“My aim is to now make impact measurement a regular feature of every project we are involved in and to use that to continuously improve. Of course, we will need to allow the change – training, design workshops, new product design collaboration, and more – to set in before we start measuring the effect it has,” Aparna says.
She shares that as technology advances, users are beginning to realise the importance of recording, analysing and managing data to make better decisions, improve efficiency in work processes and impact lives. Aparna notes that the past decade has seen tremendous growth in technological advancement and internet penetration across the ASEAN region. She believes that “we simply cannot exist without data” and that “data has been, is and will be an integral part of our lives.”
Aparna reasons that businesses can get so busy managing the day-to-day activities that they lose sight of optimising processes, projects and systems based on existing data that they have already been collecting. She believes that all businesses will need to have a data strategy in today’s digital landscape – and that it doesn’t necessarily have to be complex.
“The moment you start operating, you must focus towards creating simple processes where you can record data on what you do, results of what you do (what worked and what didn’t) and then use that to make informed decisions on what you should continue and what you shouldn’t,” she stresses.
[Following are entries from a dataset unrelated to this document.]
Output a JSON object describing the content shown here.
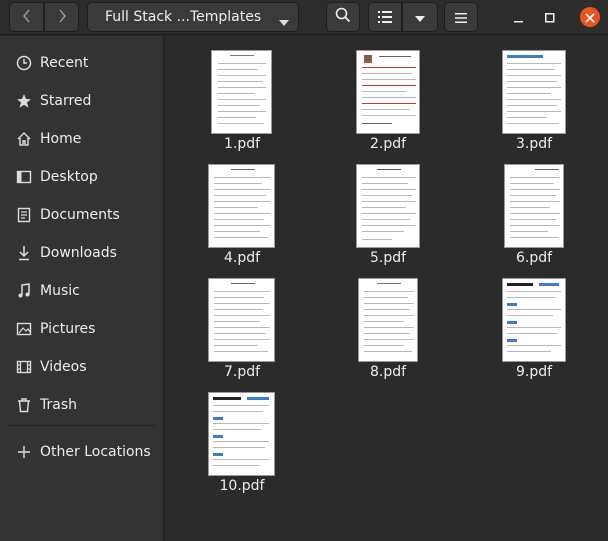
{
  "header": {
    "back_icon": "back-icon",
    "forward_icon": "forward-icon",
    "path_label": "Full Stack ...Templates",
    "search_icon": "search-icon",
    "view_icon": "list-view-icon",
    "view_menu_icon": "chevron-down-icon",
    "menu_icon": "hamburger-menu-icon",
    "minimize_icon": "minimize-icon",
    "maximize_icon": "maximize-icon",
    "close_icon": "close-icon",
    "close_color": "#e95420"
  },
  "sidebar": {
    "items": [
      {
        "label": "Recent",
        "icon": "clock-icon"
      },
      {
        "label": "Starred",
        "icon": "star-icon"
      },
      {
        "label": "Home",
        "icon": "home-icon"
      },
      {
        "label": "Desktop",
        "icon": "desktop-icon"
      },
      {
        "label": "Documents",
        "icon": "document-icon"
      },
      {
        "label": "Downloads",
        "icon": "download-icon"
      },
      {
        "label": "Music",
        "icon": "music-icon"
      },
      {
        "label": "Pictures",
        "icon": "pictures-icon"
      },
      {
        "label": "Videos",
        "icon": "video-icon"
      },
      {
        "label": "Trash",
        "icon": "trash-icon"
      },
      {
        "label": "Other Locations",
        "icon": "plus-icon"
      }
    ]
  },
  "files": [
    {
      "name": "1.pdf"
    },
    {
      "name": "2.pdf"
    },
    {
      "name": "3.pdf"
    },
    {
      "name": "4.pdf"
    },
    {
      "name": "5.pdf"
    },
    {
      "name": "6.pdf"
    },
    {
      "name": "7.pdf"
    },
    {
      "name": "8.pdf"
    },
    {
      "name": "9.pdf"
    },
    {
      "name": "10.pdf"
    }
  ]
}
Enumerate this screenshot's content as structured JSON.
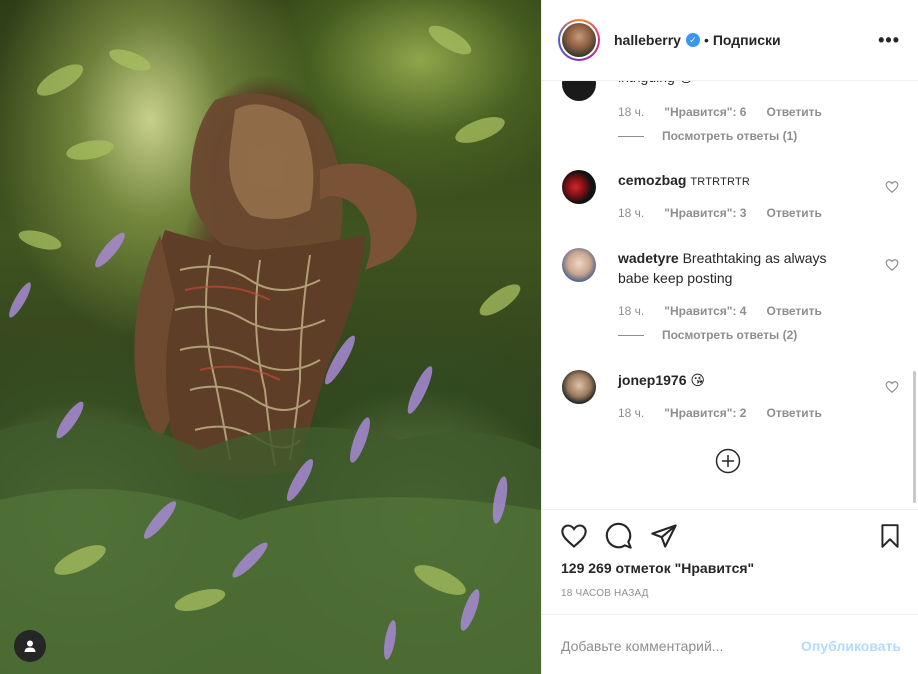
{
  "post": {
    "username": "halleberry",
    "separator": "•",
    "follow_label": "Подписки",
    "more_label": "•••"
  },
  "comments": [
    {
      "partial_text": "intriguing",
      "emoji": "😏",
      "time": "18 ч.",
      "likes": "\"Нравится\": 6",
      "reply": "Ответить",
      "view_replies": "Посмотреть ответы (1)"
    },
    {
      "username": "cemozbag",
      "text": "TRTRTRTR",
      "time": "18 ч.",
      "likes": "\"Нравится\": 3",
      "reply": "Ответить"
    },
    {
      "username": "wadetyre",
      "text": "Breathtaking as always babe keep posting",
      "time": "18 ч.",
      "likes": "\"Нравится\": 4",
      "reply": "Ответить",
      "view_replies": "Посмотреть ответы (2)"
    },
    {
      "username": "jonep1976",
      "text": "😘",
      "time": "18 ч.",
      "likes": "\"Нравится\": 2",
      "reply": "Ответить"
    }
  ],
  "footer": {
    "likes_count": "129 269 отметок \"Нравится\"",
    "posted_ago": "18 ЧАСОВ НАЗАД",
    "comment_placeholder": "Добавьте комментарий...",
    "publish_label": "Опубликовать"
  },
  "colors": {
    "accent": "#3897f0",
    "publish_disabled": "#b3dbff",
    "meta_gray": "#8e8e8e"
  }
}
Championing gender equality and activism
On top of championing women with skill sets at TORAJAMELO, Aparna is also chapter head at She Loves Data (SLD) Indonesia, a social enterprise that has trained over 8000 women globally on data skills and continues to inspire women to become active participants in an increasingly data-driven world. The enterprise organises events and workshops that empower women to become more data-literate and provides mentorship, soft skills development and networking opportunities.
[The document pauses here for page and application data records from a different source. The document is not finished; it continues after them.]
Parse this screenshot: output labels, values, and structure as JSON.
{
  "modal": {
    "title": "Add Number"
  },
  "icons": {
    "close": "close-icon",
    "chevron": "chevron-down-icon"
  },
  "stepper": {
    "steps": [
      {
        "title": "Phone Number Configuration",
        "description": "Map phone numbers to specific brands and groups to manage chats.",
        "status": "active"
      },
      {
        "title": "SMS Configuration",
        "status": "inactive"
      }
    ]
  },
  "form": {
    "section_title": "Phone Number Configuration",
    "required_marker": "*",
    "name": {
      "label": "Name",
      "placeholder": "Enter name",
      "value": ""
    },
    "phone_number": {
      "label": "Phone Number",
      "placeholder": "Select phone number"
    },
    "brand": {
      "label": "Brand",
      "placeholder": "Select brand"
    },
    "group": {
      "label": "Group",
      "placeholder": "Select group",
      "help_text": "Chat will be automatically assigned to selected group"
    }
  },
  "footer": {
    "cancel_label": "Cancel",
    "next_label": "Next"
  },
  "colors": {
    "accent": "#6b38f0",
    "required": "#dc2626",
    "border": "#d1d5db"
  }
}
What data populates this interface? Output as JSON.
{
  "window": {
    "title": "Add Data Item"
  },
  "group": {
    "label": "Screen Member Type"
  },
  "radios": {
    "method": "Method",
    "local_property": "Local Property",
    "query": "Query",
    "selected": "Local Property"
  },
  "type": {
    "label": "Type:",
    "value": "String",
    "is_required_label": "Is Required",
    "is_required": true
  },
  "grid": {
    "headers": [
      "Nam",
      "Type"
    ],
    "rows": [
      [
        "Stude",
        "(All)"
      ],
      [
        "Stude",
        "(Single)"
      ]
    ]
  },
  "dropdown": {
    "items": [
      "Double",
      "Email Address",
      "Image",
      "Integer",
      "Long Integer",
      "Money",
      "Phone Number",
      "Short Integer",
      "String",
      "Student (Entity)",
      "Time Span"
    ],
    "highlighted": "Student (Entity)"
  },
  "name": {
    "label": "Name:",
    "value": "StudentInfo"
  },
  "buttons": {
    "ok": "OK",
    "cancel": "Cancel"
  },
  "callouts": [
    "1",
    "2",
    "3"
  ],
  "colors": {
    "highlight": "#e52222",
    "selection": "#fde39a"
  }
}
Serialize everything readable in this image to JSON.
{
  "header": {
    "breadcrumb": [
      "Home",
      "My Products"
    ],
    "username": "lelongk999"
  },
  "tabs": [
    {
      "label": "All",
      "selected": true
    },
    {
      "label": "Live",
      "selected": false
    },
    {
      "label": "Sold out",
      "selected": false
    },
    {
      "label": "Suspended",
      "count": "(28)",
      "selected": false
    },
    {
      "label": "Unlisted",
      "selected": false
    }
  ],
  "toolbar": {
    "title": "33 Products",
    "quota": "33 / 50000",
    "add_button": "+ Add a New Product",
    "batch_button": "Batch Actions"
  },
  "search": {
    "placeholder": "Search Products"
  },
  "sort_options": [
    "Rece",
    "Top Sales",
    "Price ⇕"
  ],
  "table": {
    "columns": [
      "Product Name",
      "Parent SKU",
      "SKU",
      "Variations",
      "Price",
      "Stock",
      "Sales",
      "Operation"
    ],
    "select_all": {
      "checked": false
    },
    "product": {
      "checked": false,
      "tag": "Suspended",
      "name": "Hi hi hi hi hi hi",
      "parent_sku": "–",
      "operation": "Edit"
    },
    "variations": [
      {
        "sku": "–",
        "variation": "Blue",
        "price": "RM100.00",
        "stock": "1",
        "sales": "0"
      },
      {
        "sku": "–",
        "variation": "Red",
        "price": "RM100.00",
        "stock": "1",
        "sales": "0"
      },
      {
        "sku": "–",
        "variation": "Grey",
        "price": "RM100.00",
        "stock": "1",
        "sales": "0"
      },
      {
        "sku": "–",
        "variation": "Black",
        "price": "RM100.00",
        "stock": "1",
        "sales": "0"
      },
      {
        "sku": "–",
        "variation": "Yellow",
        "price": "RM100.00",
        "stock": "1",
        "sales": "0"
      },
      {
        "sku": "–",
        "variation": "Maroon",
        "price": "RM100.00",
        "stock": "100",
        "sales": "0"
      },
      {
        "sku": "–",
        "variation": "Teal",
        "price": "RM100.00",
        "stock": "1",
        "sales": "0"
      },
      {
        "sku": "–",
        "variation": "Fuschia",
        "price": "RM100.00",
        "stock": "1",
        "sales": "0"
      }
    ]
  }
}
“My work with She Loves Data exposes me to challenges faced by working women in career transition, development and in the field of technology and data. I also get the opportunity to access talent across genders and interact with so many inspirational women in Indonesia and beyond and that drives me to do more and create networks amongst similar minded people,” Aparna says.
As a young woman who pursued a career in a male-dominated industry, Aparna has faced challenges with gender and racial discrimination and stereotyping. “These obstacles have shaped my life and helped me mindfully manage everyday challenges – it’s a process involving continuous learning,” she says. Aparna believes that the best way to deal with these issues is to
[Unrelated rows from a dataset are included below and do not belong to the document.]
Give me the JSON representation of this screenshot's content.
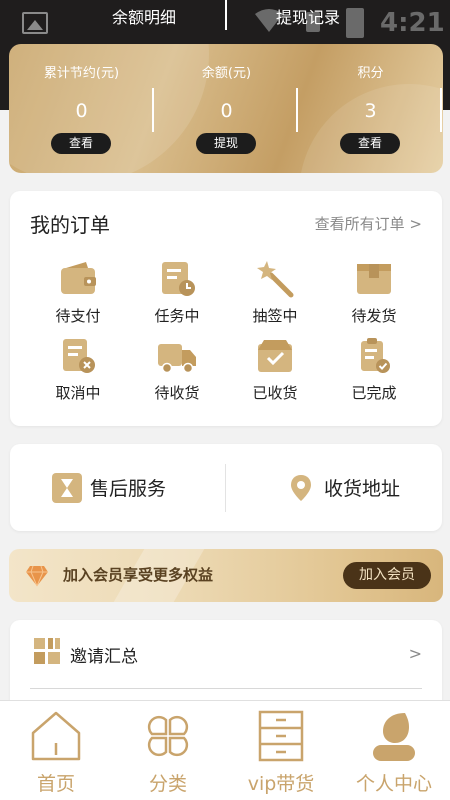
{
  "status_bar": {
    "time": "4:21"
  },
  "header": {
    "balance_detail": "余额明细",
    "withdraw_record": "提现记录"
  },
  "stats": [
    {
      "label": "累计节约(元)",
      "value": "0",
      "button": "查看"
    },
    {
      "label": "余额(元)",
      "value": "0",
      "button": "提现"
    },
    {
      "label": "积分",
      "value": "3",
      "button": "查看"
    }
  ],
  "orders": {
    "title": "我的订单",
    "view_all": "查看所有订单 >",
    "items": [
      {
        "label": "待支付",
        "icon": "wallet-icon"
      },
      {
        "label": "任务中",
        "icon": "task-clock-icon"
      },
      {
        "label": "抽签中",
        "icon": "magic-wand-icon"
      },
      {
        "label": "待发货",
        "icon": "box-icon"
      },
      {
        "label": "取消中",
        "icon": "document-cancel-icon"
      },
      {
        "label": "待收货",
        "icon": "truck-icon"
      },
      {
        "label": "已收货",
        "icon": "box-check-icon"
      },
      {
        "label": "已完成",
        "icon": "clipboard-check-icon"
      }
    ]
  },
  "services": {
    "after_sales": "售后服务",
    "address": "收货地址"
  },
  "member": {
    "text": "加入会员享受更多权益",
    "button": "加入会员"
  },
  "invite": {
    "label": "邀请汇总",
    "arrow": ">"
  },
  "nav": [
    {
      "label": "首页",
      "icon": "home-icon"
    },
    {
      "label": "分类",
      "icon": "category-icon"
    },
    {
      "label": "vip带货",
      "icon": "cabinet-icon"
    },
    {
      "label": "个人中心",
      "icon": "user-icon"
    }
  ],
  "colors": {
    "gold": "#c9a46c",
    "dark": "#1f1d1d",
    "member_button": "#4a3318"
  }
}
“start by acknowledging that biases exist within all of us due to thousands of years of conditioning that our society has imbibed in us.”
“Once we know that these biases exist, then we need to find ways to challenge them, and in that process, enable pathways for others. True success is when you use your experiences and mistakes to support others and make things better for them,” she says.
Change starts from now
“Being a leader is a lonely space and being a woman leader can be even more lonely as there are not so many of us around. I have been lucky and privileged in many ways and I want to use my position in the right way to help more women find their voice, achieve what they would like to achieve in life and be happy in their skin,” Aparna shares.
Her advice to women pursuing careers in male-dominated industries: you cannot learn to swim without being in the water. In the face of change, someone must take the first step. “I was the first female Mechanical Engineering student from out of town in the history of my engineering college and I did fairly well. This opened pathways for other girls to join.”
She stresses the need to create a sense of sisterhood and partnership with both men and women joining in to uplift each other. “We need to evolve as that’s the only way we can head towards a balanced and brighter future.”